Congress Rushing to Finalize Government Funding, Children’s Health Insurance, Other Measures by Dec. 22

Congress is rushing to pass a number of must-pass bills before the holidays, beginning with a fiscal year (FY) 2018 spending measure to keep the government from shutting down. The current government spending measure keeping all government programs, including the NIH and CDC, expires on Dec. 22, 2017. Congress wanted to enact an overarching budget deal to increase defense and non-defense spending over two years which would have allowed them to finalize FY 2018 spending, but this looks unlikely. Instead Congress will pass another short-term measure that extends government spending into the first few weeks of Jan. 2018.

The House has introduced an appropriations bill to increase defense spending for the rest of the fiscal year and leave funding for non-defense programs funded at FY2017 levels through Jan. 19. While the bill can likely pass the House, it’s a non-starter in the Senate. If the House does pass the bill, it is expected that the Senate will make substantial changes or propose its own measure.

The other important measures that Congress must finalize before the end of the year include funding for the Children’s Health Insurance Program (CHIP), funding for community health centers and passage of legislation to stabilize health insurance markets. The CHIP money restoration is particularly critical as many states such as California, Colorado, Oregon and Minnesota will run out of funding for their CHIP programs within the next few months if Congress does not restore it.  CHIP insures about nine million children in all states across the country in families that earn too much to qualify for Medicaid.  The ATS sent a letter to Congress last week urging enactment of legislation to renew CHIP for five years.

Senate Republicans also intend to try to pass legislation that Sen. Collins (R-ME) sought in exchange for her vote to support the tax bill, which would help stabilize the individual health insurance market by restoring ACA’s cost-sharing reduction payments to insurers, which the Trump administration ended in October. However, House Speaker Ryan and Conservative House members signaled last week that they will not support this bill. Meanwhile, Democrats are pushing for passage of legislation to address young immigrant “Dreamers,” which House Conservatives also oppose.
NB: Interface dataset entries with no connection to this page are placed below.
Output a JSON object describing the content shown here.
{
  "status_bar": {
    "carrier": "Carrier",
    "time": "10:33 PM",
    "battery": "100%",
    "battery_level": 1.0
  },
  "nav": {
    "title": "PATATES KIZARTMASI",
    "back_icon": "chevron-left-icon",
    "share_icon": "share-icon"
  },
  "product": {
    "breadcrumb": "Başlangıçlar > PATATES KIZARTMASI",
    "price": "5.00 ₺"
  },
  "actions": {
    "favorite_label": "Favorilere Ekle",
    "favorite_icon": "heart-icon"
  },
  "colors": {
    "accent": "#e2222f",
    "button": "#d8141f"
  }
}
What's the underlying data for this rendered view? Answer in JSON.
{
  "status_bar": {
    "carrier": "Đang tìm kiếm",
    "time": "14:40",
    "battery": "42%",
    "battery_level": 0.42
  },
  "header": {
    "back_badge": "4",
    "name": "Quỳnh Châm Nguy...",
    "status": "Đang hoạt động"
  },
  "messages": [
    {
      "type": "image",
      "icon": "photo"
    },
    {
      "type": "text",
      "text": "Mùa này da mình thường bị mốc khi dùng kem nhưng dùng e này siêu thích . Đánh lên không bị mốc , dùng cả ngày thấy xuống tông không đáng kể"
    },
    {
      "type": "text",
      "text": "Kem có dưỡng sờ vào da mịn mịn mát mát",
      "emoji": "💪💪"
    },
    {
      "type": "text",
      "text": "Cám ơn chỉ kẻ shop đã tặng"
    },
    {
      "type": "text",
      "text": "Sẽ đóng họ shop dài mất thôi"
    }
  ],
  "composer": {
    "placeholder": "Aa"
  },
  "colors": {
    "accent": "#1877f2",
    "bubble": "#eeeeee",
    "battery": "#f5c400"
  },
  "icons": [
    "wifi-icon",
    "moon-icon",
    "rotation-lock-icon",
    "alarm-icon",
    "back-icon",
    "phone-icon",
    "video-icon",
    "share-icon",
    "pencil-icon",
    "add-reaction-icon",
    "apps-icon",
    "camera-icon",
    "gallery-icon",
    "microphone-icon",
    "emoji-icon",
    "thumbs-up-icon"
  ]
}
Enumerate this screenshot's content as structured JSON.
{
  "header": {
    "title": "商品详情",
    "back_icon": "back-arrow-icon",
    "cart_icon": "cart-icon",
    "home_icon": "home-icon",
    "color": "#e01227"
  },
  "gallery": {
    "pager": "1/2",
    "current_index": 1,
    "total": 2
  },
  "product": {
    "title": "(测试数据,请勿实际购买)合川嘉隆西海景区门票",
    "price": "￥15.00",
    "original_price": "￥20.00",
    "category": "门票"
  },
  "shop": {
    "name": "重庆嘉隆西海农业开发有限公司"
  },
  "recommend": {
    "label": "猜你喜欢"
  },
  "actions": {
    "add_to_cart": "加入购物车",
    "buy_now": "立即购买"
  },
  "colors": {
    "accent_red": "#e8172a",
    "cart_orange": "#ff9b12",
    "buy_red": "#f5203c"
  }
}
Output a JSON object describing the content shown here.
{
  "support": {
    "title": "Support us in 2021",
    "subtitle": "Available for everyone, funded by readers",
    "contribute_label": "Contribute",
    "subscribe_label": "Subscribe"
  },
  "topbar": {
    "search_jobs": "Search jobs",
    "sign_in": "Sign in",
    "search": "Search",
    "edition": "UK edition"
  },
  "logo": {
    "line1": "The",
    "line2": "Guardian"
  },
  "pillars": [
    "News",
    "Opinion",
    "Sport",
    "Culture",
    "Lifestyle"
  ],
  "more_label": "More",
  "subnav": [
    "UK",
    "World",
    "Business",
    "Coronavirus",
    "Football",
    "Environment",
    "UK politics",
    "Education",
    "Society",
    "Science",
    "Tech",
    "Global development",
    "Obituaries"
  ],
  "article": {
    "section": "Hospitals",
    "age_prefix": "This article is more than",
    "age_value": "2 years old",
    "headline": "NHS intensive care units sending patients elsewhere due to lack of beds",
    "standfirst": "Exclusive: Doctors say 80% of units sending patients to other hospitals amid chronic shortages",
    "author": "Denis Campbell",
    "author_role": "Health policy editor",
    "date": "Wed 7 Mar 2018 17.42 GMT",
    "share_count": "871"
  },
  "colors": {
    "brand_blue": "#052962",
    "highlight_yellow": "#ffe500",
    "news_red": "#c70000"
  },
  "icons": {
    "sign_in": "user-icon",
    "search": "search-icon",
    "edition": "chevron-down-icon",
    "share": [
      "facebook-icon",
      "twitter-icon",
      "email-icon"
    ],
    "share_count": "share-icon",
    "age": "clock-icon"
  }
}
These last two issues are significant sticking points to resolution of all of these measures before the end of the year.

Last Reviewed: December 18, 2017